MATERIAL PROVIDED
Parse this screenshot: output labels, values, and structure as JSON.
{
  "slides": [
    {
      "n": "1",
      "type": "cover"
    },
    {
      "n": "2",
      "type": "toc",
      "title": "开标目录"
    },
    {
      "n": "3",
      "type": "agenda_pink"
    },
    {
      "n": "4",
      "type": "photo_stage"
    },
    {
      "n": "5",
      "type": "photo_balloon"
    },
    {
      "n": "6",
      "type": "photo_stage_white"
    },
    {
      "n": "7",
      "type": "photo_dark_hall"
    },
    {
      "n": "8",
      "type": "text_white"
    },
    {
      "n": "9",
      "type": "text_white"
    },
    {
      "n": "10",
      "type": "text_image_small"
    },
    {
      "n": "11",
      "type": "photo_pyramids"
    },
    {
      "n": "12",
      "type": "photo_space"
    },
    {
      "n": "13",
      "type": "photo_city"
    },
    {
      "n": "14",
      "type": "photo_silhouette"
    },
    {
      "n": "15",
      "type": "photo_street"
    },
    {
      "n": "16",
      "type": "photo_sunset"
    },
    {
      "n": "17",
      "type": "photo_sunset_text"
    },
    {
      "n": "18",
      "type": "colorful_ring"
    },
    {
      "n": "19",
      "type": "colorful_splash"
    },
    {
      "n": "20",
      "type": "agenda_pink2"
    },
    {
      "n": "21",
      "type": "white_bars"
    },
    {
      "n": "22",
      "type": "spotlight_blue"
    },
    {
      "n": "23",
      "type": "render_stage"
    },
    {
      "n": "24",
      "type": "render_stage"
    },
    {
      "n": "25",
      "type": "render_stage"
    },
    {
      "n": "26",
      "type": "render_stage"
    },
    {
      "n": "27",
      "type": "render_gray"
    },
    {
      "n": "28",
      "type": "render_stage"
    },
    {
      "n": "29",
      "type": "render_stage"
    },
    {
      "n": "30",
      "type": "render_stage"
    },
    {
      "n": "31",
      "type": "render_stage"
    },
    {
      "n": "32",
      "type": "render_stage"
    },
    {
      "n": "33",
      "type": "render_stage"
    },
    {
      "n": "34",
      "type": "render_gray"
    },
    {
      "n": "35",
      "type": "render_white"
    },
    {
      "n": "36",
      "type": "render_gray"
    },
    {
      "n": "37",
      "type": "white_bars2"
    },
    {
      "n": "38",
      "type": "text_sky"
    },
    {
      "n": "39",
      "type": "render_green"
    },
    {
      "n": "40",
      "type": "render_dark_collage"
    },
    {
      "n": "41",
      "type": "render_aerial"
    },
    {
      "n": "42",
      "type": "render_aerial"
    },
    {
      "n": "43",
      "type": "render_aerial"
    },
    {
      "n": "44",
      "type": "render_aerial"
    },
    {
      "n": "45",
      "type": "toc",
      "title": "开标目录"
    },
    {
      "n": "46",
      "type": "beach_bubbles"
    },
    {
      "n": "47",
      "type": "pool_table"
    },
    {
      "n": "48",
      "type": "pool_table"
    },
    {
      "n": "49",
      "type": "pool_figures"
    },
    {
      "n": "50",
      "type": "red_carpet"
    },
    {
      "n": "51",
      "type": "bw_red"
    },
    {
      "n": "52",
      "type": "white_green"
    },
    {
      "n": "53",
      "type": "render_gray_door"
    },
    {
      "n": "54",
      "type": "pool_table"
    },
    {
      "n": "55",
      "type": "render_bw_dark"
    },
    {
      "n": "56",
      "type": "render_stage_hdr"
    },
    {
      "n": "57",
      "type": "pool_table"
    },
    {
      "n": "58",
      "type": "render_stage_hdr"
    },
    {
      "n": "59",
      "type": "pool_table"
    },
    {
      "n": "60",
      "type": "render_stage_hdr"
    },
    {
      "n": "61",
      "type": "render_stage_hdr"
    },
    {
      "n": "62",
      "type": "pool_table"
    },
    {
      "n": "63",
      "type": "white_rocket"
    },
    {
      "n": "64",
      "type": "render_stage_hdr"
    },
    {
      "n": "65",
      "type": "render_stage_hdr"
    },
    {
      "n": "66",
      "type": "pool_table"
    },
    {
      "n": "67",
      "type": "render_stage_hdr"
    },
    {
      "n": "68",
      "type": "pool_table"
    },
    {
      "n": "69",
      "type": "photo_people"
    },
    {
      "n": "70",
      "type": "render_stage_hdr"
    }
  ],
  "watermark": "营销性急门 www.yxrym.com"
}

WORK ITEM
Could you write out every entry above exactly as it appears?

ANSWER FOR THE TASK
Parse this screenshot: output labels, values, and structure as JSON.
{
  "slides": [
    {
      "n": "1",
      "type": "cover"
    },
    {
      "n": "2",
      "type": "toc",
      "title": "开标目录"
    },
    {
      "n": "3",
      "type": "agenda_pink"
    },
    {
      "n": "4",
      "type": "photo_stage"
    },
    {
      "n": "5",
      "type": "photo_balloon"
    },
    {
      "n": "6",
      "type": "photo_stage_white"
    },
    {
      "n": "7",
      "type": "photo_dark_hall"
    },
    {
      "n": "8",
      "type": "text_white"
    },
    {
      "n": "9",
      "type": "text_white"
    },
    {
      "n": "10",
      "type": "text_image_small"
    },
    {
      "n": "11",
      "type": "photo_pyramids"
    },
    {
      "n": "12",
      "type": "photo_space"
    },
    {
      "n": "13",
      "type": "photo_city"
    },
    {
      "n": "14",
      "type": "photo_silhouette"
    },
    {
      "n": "15",
      "type": "photo_street"
    },
    {
      "n": "16",
      "type": "photo_sunset"
    },
    {
      "n": "17",
      "type": "photo_sunset_text"
    },
    {
      "n": "18",
      "type": "colorful_ring"
    },
    {
      "n": "19",
      "type": "colorful_splash"
    },
    {
      "n": "20",
      "type": "agenda_pink2"
    },
    {
      "n": "21",
      "type": "white_bars"
    },
    {
      "n": "22",
      "type": "spotlight_blue"
    },
    {
      "n": "23",
      "type": "render_stage"
    },
    {
      "n": "24",
      "type": "render_stage"
    },
    {
      "n": "25",
      "type": "render_stage"
    },
    {
      "n": "26",
      "type": "render_stage"
    },
    {
      "n": "27",
      "type": "render_gray"
    },
    {
      "n": "28",
      "type": "render_stage"
    },
    {
      "n": "29",
      "type": "render_stage"
    },
    {
      "n": "30",
      "type": "render_stage"
    },
    {
      "n": "31",
      "type": "render_stage"
    },
    {
      "n": "32",
      "type": "render_stage"
    },
    {
      "n": "33",
      "type": "render_stage"
    },
    {
      "n": "34",
      "type": "render_gray"
    },
    {
      "n": "35",
      "type": "render_white"
    },
    {
      "n": "36",
      "type": "render_gray"
    },
    {
      "n": "37",
      "type": "white_bars2"
    },
    {
      "n": "38",
      "type": "text_sky"
    },
    {
      "n": "39",
      "type": "render_green"
    },
    {
      "n": "40",
      "type": "render_dark_collage"
    },
    {
      "n": "41",
      "type": "render_aerial"
    },
    {
      "n": "42",
      "type": "render_aerial"
    },
    {
      "n": "43",
      "type": "render_aerial"
    },
    {
      "n": "44",
      "type": "render_aerial"
    },
    {
      "n": "45",
      "type": "toc",
      "title": "开标目录"
    },
    {
      "n": "46",
      "type": "beach_bubbles"
    },
    {
      "n": "47",
      "type": "pool_table"
    },
    {
      "n": "48",
      "type": "pool_table"
    },
    {
      "n": "49",
      "type": "pool_figures"
    },
    {
      "n": "50",
      "type": "red_carpet"
    },
    {
      "n": "51",
      "type": "bw_red"
    },
    {
      "n": "52",
      "type": "white_green"
    },
    {
      "n": "53",
      "type": "render_gray_door"
    },
    {
      "n": "54",
      "type": "pool_table"
    },
    {
      "n": "55",
      "type": "render_bw_dark"
    },
    {
      "n": "56",
      "type": "render_stage_hdr"
    },
    {
      "n": "57",
      "type": "pool_table"
    },
    {
      "n": "58",
      "type": "render_stage_hdr"
    },
    {
      "n": "59",
      "type": "pool_table"
    },
    {
      "n": "60",
      "type": "render_stage_hdr"
    },
    {
      "n": "61",
      "type": "render_stage_hdr"
    },
    {
      "n": "62",
      "type": "pool_table"
    },
    {
      "n": "63",
      "type": "white_rocket"
    },
    {
      "n": "64",
      "type": "render_stage_hdr"
    },
    {
      "n": "65",
      "type": "render_stage_hdr"
    },
    {
      "n": "66",
      "type": "pool_table"
    },
    {
      "n": "67",
      "type": "render_stage_hdr"
    },
    {
      "n": "68",
      "type": "pool_table"
    },
    {
      "n": "69",
      "type": "photo_people"
    },
    {
      "n": "70",
      "type": "render_stage_hdr"
    }
  ],
  "watermark": "营销性急门 www.yxrym.com"
}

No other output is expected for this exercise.